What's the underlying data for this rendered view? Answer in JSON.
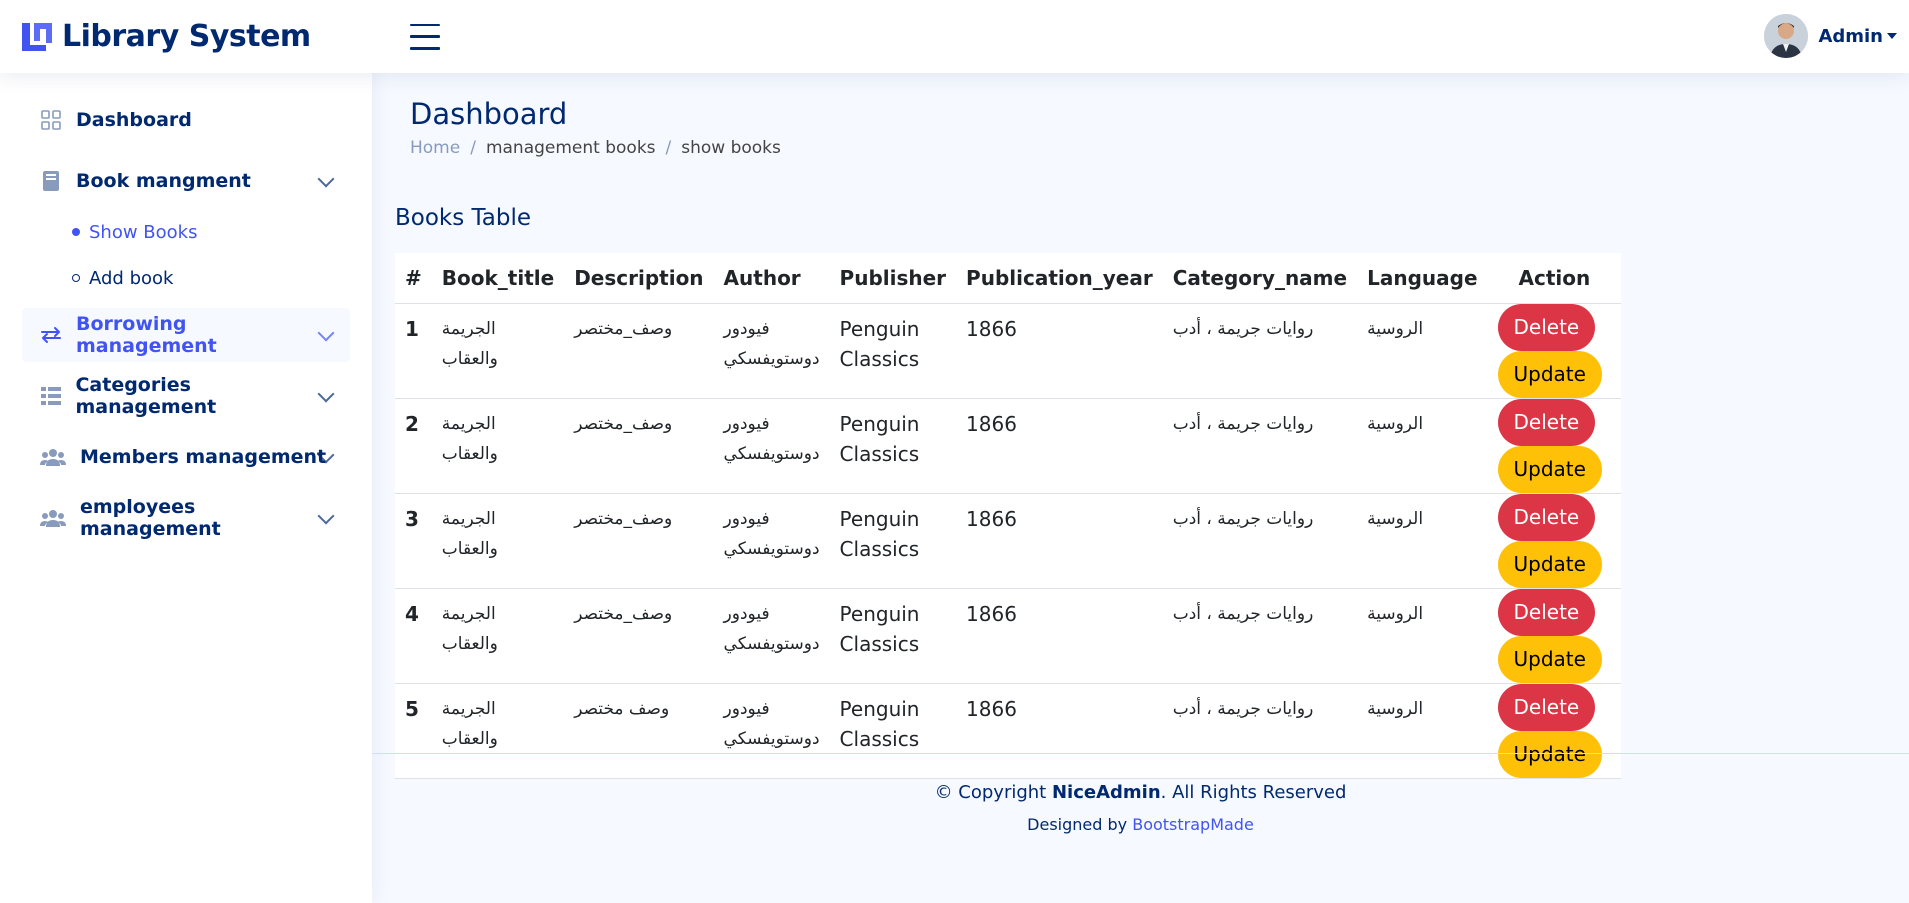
{
  "header": {
    "app_title": "Library System",
    "user_name": "Admin"
  },
  "sidebar": {
    "items": [
      {
        "label": "Dashboard",
        "icon": "grid-icon"
      },
      {
        "label": "Book mangment",
        "icon": "book-icon",
        "sub": [
          {
            "label": "Show Books",
            "active": true
          },
          {
            "label": "Add book",
            "active": false
          }
        ]
      },
      {
        "label": "Borrowing management",
        "icon": "arrows-exchange-icon",
        "active": true
      },
      {
        "label": "Categories management",
        "icon": "table-list-icon"
      },
      {
        "label": "Members management",
        "icon": "people-icon"
      },
      {
        "label": "employees management",
        "icon": "people-icon"
      }
    ]
  },
  "page": {
    "title": "Dashboard",
    "breadcrumb": [
      "Home",
      "management books",
      "show books"
    ],
    "card_title": "Books Table"
  },
  "table": {
    "headers": [
      "#",
      "Book_title",
      "Description",
      "Author",
      "Publisher",
      "Publication_year",
      "Category_name",
      "Language",
      "Action"
    ],
    "rows": [
      {
        "num": "1",
        "title": "الجريمة والعقاب",
        "description": "وصف_مختصر",
        "author": "فيودور دوستويفسكي",
        "publisher": "Penguin Classics",
        "year": "1866",
        "category": "روايات جريمة ، أدب",
        "language": "الروسية"
      },
      {
        "num": "2",
        "title": "الجريمة والعقاب",
        "description": "وصف_مختصر",
        "author": "فيودور دوستويفسكي",
        "publisher": "Penguin Classics",
        "year": "1866",
        "category": "روايات جريمة ، أدب",
        "language": "الروسية"
      },
      {
        "num": "3",
        "title": "الجريمة والعقاب",
        "description": "وصف_مختصر",
        "author": "فيودور دوستويفسكي",
        "publisher": "Penguin Classics",
        "year": "1866",
        "category": "روايات جريمة ، أدب",
        "language": "الروسية"
      },
      {
        "num": "4",
        "title": "الجريمة والعقاب",
        "description": "وصف_مختصر",
        "author": "فيودور دوستويفسكي",
        "publisher": "Penguin Classics",
        "year": "1866",
        "category": "روايات جريمة ، أدب",
        "language": "الروسية"
      },
      {
        "num": "5",
        "title": "الجريمة والعقاب",
        "description": "وصف مختصر",
        "author": "فيودور دوستويفسكي",
        "publisher": "Penguin Classics",
        "year": "1866",
        "category": "روايات جريمة ، أدب",
        "language": "الروسية"
      }
    ],
    "delete_label": "Delete",
    "update_label": "Update"
  },
  "footer": {
    "copyright_prefix": "© Copyright",
    "brand": "NiceAdmin",
    "copyright_suffix": ". All Rights Reserved",
    "designed_by": "Designed by",
    "designer": "BootstrapMade"
  },
  "colors": {
    "primary": "#4154f1",
    "navy": "#012970",
    "delete": "#dc3545",
    "update": "#ffc107",
    "background": "#f6f9ff"
  }
}
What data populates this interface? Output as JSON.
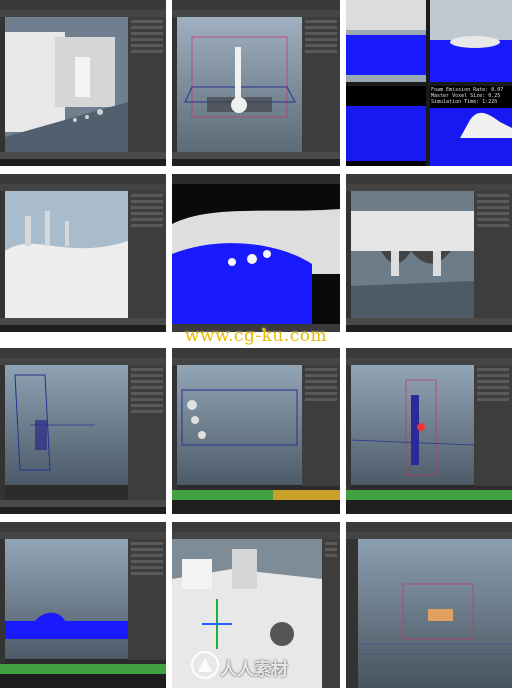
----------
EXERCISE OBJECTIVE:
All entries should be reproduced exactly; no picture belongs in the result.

RESULT FOR THIS TASK:
What's the underlying data for this rendered view? Answer in JSON.
{
  "header": {
    "app_title": "Library System",
    "user_name": "Admin"
  },
  "sidebar": {
    "items": [
      {
        "label": "Dashboard",
        "icon": "grid-icon"
      },
      {
        "label": "Book mangment",
        "icon": "book-icon",
        "sub": [
          {
            "label": "Show Books",
            "active": true
          },
          {
            "label": "Add book",
            "active": false
          }
        ]
      },
      {
        "label": "Borrowing management",
        "icon": "arrows-exchange-icon",
        "active": true
      },
      {
        "label": "Categories management",
        "icon": "table-list-icon"
      },
      {
        "label": "Members management",
        "icon": "people-icon"
      },
      {
        "label": "employees management",
        "icon": "people-icon"
      }
    ]
  },
  "page": {
    "title": "Dashboard",
    "breadcrumb": [
      "Home",
      "management books",
      "show books"
    ],
    "card_title": "Books Table"
  },
  "table": {
    "headers": [
      "#",
      "Book_title",
      "Description",
      "Author",
      "Publisher",
      "Publication_year",
      "Category_name",
      "Language",
      "Action"
    ],
    "rows": [
      {
        "num": "1",
        "title": "الجريمة والعقاب",
        "description": "وصف_مختصر",
        "author": "فيودور دوستويفسكي",
        "publisher": "Penguin Classics",
        "year": "1866",
        "category": "روايات جريمة ، أدب",
        "language": "الروسية"
      },
      {
        "num": "2",
        "title": "الجريمة والعقاب",
        "description": "وصف_مختصر",
        "author": "فيودور دوستويفسكي",
        "publisher": "Penguin Classics",
        "year": "1866",
        "category": "روايات جريمة ، أدب",
        "language": "الروسية"
      },
      {
        "num": "3",
        "title": "الجريمة والعقاب",
        "description": "وصف_مختصر",
        "author": "فيودور دوستويفسكي",
        "publisher": "Penguin Classics",
        "year": "1866",
        "category": "روايات جريمة ، أدب",
        "language": "الروسية"
      },
      {
        "num": "4",
        "title": "الجريمة والعقاب",
        "description": "وصف_مختصر",
        "author": "فيودور دوستويفسكي",
        "publisher": "Penguin Classics",
        "year": "1866",
        "category": "روايات جريمة ، أدب",
        "language": "الروسية"
      },
      {
        "num": "5",
        "title": "الجريمة والعقاب",
        "description": "وصف مختصر",
        "author": "فيودور دوستويفسكي",
        "publisher": "Penguin Classics",
        "year": "1866",
        "category": "روايات جريمة ، أدب",
        "language": "الروسية"
      }
    ],
    "delete_label": "Delete",
    "update_label": "Update"
  },
  "footer": {
    "copyright_prefix": "© Copyright",
    "brand": "NiceAdmin",
    "copyright_suffix": ". All Rights Reserved",
    "designed_by": "Designed by",
    "designer": "BootstrapMade"
  },
  "colors": {
    "primary": "#4154f1",
    "navy": "#012970",
    "delete": "#dc3545",
    "update": "#ffc107",
    "background": "#f6f9ff"
  }
}
What data populates this interface? Output as JSON.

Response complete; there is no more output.